3.) Will it build GOODWILL and BETTER FRIENDSHIPS?: You are upset. You sit down at your computer and begin typing. You put your clever wit to work writing a scathing post about the idiot business, friend, stranger, or public official that has seemingly wronged you. Be careful before publishing that post. Think about what you are trying to accomplish before you go tearing down others. What is it you hope to achieve? Do you want to change someone’s mind? Will berating them accomplish it? Dale Carnegie has some great stuff on this in How to Win Friends and Influence People. Ultimately we are always the hero of our own story. That applies to you. It applies to the person who wronged you. They think you are wrong. Calling them stupid is not going to change that, and really just makes you look foolish. What I would suggest is that you focus on the issue of contention and not the person on the other side of that issue. Yes, people disagree. Yes, people are stupid sometimes. Yes, sometimes you are the stupid one – you just may not know it. Look to build goodwill and better friendships through blogging.

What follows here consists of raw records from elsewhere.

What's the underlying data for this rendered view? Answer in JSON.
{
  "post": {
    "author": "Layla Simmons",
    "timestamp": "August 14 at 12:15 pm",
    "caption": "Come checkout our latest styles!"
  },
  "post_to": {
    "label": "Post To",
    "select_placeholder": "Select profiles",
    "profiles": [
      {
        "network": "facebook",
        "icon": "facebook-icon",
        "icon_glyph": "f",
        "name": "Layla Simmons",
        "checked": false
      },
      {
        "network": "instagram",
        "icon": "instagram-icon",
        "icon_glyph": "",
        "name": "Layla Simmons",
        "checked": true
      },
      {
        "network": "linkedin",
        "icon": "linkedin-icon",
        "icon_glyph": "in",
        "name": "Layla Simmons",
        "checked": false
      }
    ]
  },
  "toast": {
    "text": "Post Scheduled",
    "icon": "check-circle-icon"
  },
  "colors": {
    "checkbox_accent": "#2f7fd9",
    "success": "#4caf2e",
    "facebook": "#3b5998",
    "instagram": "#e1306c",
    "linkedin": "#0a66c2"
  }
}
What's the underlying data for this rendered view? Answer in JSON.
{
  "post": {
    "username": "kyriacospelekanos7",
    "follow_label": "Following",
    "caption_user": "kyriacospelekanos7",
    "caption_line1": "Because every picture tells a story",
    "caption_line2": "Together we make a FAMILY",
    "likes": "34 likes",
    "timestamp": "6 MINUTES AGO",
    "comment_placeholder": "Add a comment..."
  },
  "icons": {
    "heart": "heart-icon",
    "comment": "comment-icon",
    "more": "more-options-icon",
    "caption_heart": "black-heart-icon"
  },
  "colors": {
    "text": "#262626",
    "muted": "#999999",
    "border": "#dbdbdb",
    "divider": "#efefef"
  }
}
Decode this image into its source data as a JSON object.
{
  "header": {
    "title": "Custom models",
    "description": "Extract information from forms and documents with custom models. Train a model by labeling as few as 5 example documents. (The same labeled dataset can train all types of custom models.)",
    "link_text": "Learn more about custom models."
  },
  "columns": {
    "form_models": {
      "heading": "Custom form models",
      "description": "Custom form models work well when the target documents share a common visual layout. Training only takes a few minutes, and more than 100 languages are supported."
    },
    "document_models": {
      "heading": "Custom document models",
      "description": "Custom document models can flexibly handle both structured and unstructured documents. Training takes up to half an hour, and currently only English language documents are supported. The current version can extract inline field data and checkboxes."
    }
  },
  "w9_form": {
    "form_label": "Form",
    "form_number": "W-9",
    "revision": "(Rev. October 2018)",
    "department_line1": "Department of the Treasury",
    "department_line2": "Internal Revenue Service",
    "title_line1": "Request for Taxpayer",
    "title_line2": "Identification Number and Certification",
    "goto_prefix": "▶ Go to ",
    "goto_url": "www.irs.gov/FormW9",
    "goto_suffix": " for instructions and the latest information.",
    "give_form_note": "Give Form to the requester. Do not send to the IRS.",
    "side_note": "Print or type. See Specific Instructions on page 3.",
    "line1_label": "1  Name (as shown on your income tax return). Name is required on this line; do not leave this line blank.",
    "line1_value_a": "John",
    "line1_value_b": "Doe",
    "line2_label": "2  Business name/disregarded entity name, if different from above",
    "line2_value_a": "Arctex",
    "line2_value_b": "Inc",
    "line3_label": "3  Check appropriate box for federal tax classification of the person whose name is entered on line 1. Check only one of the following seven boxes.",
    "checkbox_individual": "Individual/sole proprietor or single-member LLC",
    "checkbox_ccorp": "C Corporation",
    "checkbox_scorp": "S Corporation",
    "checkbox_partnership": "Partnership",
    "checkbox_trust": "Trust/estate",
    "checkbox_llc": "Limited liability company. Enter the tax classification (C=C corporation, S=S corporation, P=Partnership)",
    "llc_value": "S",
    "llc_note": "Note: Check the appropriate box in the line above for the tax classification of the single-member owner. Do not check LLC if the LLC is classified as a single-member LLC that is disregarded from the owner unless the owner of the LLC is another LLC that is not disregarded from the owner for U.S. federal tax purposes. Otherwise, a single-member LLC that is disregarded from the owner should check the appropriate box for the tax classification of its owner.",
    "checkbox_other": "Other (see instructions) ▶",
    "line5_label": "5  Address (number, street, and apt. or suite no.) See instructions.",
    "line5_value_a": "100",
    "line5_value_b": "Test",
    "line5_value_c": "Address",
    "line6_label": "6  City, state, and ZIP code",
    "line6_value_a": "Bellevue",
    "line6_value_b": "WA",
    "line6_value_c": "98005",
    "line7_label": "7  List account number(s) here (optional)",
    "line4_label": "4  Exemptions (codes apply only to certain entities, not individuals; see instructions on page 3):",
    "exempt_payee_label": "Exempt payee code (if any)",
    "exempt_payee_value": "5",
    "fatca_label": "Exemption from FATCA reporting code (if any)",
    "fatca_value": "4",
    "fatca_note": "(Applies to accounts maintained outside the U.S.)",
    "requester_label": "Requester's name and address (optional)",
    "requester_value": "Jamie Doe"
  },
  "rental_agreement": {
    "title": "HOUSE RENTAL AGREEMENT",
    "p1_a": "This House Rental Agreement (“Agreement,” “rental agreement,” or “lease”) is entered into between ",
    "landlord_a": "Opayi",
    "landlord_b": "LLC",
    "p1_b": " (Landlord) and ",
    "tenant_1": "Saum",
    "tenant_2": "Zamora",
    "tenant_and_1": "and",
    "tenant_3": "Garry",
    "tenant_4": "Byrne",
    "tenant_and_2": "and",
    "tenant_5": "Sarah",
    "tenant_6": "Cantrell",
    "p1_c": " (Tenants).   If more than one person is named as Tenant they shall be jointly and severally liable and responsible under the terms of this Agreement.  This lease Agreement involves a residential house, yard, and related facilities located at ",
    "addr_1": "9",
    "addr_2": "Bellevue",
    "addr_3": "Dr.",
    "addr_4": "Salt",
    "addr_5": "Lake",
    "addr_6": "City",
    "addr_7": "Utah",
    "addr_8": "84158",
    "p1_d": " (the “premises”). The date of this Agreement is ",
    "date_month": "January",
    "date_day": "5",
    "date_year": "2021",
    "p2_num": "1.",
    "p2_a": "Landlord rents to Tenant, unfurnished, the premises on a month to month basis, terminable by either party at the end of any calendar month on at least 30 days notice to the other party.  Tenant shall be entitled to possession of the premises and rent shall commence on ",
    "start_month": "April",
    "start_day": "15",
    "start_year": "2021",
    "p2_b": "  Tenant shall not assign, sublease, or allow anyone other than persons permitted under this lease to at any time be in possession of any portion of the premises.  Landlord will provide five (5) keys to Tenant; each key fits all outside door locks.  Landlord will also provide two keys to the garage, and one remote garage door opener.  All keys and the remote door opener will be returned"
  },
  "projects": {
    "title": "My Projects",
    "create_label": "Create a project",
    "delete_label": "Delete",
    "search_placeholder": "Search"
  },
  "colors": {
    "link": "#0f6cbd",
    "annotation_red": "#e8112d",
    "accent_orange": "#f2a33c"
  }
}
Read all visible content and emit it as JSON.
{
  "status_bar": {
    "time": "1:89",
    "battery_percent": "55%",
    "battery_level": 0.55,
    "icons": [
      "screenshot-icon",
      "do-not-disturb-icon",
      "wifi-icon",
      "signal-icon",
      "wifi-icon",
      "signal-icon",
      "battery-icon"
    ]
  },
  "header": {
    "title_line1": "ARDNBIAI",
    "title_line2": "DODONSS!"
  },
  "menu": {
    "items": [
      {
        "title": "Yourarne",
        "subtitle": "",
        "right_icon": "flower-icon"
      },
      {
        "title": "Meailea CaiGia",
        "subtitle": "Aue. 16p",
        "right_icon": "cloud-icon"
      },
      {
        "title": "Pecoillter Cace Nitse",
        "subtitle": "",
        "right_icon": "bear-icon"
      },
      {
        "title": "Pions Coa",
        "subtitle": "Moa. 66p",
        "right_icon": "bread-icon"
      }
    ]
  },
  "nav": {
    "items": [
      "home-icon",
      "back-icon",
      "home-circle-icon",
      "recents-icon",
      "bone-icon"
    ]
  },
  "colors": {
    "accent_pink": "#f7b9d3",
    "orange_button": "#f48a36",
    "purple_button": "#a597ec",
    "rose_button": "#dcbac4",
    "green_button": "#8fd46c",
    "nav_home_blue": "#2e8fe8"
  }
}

You will keep people listening rather than putting them on the defensive – and may well accomplish changing the opinions of others. Better yet, you may change your own.

4.) Will it be BENEFICIAL to all concerned?: This one is tough. You can’t make everyone happy, especially if you have an opinion to express. Still, this principle becomes an extension of the previous 3. Focus on delivering value by making your criticism constructive. If you can not do that, it may well be best to not saying anything at all. Think before you post. Is what you are getting ready to post going to help someone or hurt them? Using a blog as a platform to attack people without regard for their well being is counterproductive. Even in criticism, seek to propose solutions. Seek to help find deeper meaning. Seek the truth. By keeping the focus on benefiting all, you benefit yourself.

Back to yesterday’s speech. I was the first speaker, and was given 5 minutes to talk. By the time I had recounted a few stories of how writing a weblog has been an amazing experience for me my time was almost up. So while I mentioned the 4 way test, I did not get time to explain it in more detail. I hope that this post helps to accomplish that.

Thanks to everyone at Rotary for allowing me to speak, and to Alan for inviting me to do it. It was a thrill, and I am honored to have been given the chance to use my voice.

Dayton Rotary